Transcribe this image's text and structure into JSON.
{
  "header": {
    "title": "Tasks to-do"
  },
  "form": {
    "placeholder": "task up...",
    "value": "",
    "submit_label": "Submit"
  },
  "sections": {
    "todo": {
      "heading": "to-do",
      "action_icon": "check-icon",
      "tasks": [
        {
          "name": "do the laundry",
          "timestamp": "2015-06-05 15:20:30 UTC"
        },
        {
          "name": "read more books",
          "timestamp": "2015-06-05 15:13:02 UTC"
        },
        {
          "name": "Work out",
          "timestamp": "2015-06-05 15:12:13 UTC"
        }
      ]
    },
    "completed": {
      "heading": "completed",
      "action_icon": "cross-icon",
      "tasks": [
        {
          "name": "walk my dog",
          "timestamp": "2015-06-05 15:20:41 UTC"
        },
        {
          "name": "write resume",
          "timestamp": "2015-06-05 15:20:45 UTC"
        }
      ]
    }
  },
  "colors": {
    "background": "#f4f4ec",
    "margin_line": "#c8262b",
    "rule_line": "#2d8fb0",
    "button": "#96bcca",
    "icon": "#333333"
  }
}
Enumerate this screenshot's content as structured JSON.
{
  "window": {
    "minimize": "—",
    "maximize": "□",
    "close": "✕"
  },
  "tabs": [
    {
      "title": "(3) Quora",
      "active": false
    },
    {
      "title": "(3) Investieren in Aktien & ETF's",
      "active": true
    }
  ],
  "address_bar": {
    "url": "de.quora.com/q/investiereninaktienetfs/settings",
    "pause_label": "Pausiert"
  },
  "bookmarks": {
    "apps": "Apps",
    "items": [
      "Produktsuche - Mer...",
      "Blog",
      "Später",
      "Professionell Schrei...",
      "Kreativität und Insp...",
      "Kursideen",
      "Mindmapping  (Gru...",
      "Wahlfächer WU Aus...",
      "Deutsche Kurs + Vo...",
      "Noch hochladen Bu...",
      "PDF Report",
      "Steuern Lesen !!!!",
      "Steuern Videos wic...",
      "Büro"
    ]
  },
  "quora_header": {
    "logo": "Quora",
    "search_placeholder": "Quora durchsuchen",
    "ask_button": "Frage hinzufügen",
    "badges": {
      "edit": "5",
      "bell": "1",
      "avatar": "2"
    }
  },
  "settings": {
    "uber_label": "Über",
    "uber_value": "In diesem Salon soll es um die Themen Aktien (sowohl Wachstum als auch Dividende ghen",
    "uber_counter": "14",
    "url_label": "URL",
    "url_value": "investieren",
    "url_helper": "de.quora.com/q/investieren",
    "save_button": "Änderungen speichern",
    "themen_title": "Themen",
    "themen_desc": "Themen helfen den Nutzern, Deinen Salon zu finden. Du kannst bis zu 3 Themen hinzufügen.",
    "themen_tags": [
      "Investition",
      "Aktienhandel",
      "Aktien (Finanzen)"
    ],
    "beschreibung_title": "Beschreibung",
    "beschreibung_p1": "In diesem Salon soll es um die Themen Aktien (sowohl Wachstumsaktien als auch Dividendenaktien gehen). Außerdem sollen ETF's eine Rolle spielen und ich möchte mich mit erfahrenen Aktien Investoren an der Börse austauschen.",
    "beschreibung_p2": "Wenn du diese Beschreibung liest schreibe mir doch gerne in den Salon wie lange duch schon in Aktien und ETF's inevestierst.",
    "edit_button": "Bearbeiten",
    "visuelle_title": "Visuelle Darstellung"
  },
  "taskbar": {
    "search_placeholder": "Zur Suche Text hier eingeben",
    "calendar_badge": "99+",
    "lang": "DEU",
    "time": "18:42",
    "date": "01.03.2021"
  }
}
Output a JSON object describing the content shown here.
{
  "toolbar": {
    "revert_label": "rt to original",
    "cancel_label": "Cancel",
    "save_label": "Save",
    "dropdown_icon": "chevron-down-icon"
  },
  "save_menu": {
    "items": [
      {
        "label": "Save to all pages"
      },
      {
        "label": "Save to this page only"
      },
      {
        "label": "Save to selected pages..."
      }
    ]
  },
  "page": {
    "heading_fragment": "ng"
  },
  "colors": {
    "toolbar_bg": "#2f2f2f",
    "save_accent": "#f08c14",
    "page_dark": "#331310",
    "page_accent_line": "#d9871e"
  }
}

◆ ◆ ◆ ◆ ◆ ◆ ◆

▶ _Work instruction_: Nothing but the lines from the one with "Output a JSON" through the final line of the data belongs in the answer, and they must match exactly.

▶ _Output of the exercise_:
Output a JSON object describing the content shown here.
{
  "toolbar": {
    "revert_label": "rt to original",
    "cancel_label": "Cancel",
    "save_label": "Save",
    "dropdown_icon": "chevron-down-icon"
  },
  "save_menu": {
    "items": [
      {
        "label": "Save to all pages"
      },
      {
        "label": "Save to this page only"
      },
      {
        "label": "Save to selected pages..."
      }
    ]
  },
  "page": {
    "heading_fragment": "ng"
  },
  "colors": {
    "toolbar_bg": "#2f2f2f",
    "save_accent": "#f08c14",
    "page_dark": "#331310",
    "page_accent_line": "#d9871e"
  }
}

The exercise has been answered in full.